Today I woke up around 7am to the sound of the brekkie bell. I had a quick meal of fruit and a biscuit (read: cookie). Then I hung around a bit in a hammock. A little while later, Api and his brother, Tui, came around to pick us up for Mali Day on Mali Island, the nearest island to Vorovoro. At low tide, you can walk in between the islands. Anyways, Mai day is an annual gathering of all of Tui Mali’s villages to raise money for the churches on Mali. It was an amazing day. First, we sat down with Tui Mali in his home for a few minutes, waiting for church to let out. Then we went outside to the shelter and sat on the mats for a keri keri (an offering in exchange for something). We quickly moved on to the kava, which they call grog. It is the root of the kava plant, which is ground up with a large, heavy pole, much like a mortar and pestle. Once the root is ground up, it is mixed with water and ingested. Being a slow acting narcotic, it takes time to feel the effects. The only thing that I felt was a mild numbing of the mouth. The locals, however, have been drinking this stuff for a long time, and instead of growing immune to it, the exact opposite effect is experienced, as the kava builds up in their systems. Kava is legal in both Fiji and the United States, even for those under 21. While the ceremony was going on, we sat around and were fed cakes and tea, in addition to the never ending supply of grog. I wound up moving around quite a bit, meeting new people as I went along. After sitting with mostly men, I went to the back and hung out with the women of the tribe, as they called me over. Shockingly, we had more grog. Some of the children that were present taught me some games that involve clapping, much like ones we do in the US. One kid, Eduardo, was getting so annoyed that I was screwing up, it was quite funny actually. One of the women was absolutely fascinated by my white skin, she said it was beautiful. That’s a first, seeing as how everyone from the US wants to be as tan as possible. I was called for lunch around 2pm. I was told that it was quite a traditional meal, consisting of fish, tuapo (potato type root), curried potatoes, coconut milk & spinach salad and fish soup. I ate it all out of respect, but I could have done without the fish soup. We boarded our boat around 3:30pm and went back to V2 (much easier than typing Vorovoro). I put on my togs (read: swimsuit) and went for a little dip… I’m pretty sure that I saw a starfish. After swimming I kept my sulu (read: sarong) on for the rest of the day, since that’s what most people here wear. I helped prepare dinner, which was an amazing fried rice dish. The kitchen ladies, Emily, Juli, Nini and Cassa are so much fun, Emily has the most infectious laugh that I’ve ever heard. Later on, we had a cake, celebrating Steve’s 39th birthday. His son, Jacob, was attached to me most of the day; he’s a good kid. We sat around for a few hours and I talked to a guy named Steffen, from Germany. He’s a journalist and is down here for a story on V2. We were sharing a glass all night; he would drink alcohol, then pass it to me so I could use it for Coke. Luckily there was barely any alcohol in it by the time I received it. I could have sworn this guy was maybe 20 years old, but he is 28 and about to be married. Crazy stuff. Here’s a little bit of commentary from one of the American guys, Marc, from Chicago.

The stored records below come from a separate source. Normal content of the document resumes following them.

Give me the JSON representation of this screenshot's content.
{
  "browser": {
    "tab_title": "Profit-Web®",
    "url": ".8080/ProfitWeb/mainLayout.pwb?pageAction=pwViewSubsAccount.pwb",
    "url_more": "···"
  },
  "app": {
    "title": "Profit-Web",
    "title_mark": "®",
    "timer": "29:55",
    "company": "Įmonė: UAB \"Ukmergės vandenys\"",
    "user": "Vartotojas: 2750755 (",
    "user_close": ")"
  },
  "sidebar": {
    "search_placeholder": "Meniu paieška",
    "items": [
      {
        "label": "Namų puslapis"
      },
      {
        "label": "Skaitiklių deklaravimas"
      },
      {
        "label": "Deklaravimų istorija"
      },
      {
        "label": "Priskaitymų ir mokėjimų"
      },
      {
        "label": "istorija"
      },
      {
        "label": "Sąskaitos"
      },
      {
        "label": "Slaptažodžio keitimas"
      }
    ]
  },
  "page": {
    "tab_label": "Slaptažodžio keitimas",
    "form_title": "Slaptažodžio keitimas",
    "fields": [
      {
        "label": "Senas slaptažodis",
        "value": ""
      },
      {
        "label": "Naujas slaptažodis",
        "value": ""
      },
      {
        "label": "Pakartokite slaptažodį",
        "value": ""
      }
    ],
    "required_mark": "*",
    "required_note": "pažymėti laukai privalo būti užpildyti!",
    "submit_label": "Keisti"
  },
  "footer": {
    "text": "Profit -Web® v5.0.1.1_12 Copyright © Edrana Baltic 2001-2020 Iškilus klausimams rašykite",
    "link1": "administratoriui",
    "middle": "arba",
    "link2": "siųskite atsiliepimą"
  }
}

“We should have a pot farm here”… “Wait, no, then we’d have to have a pizza farm and a cheeto farm…” Some people just shouldn’t drink…


Catherine said...

Oh my Lord Sam, that place sounds amazing. I thought the kava would have been stronger than that.

What an amazing experience. I feel like I'm reading a magazine when I'm reading all your entries.

Anonymous said...

I dig the real words then your definitions-'togs (read: bathing suit).

You're really doing a great job on this blog. We didn't even have to pack.

Lurve, M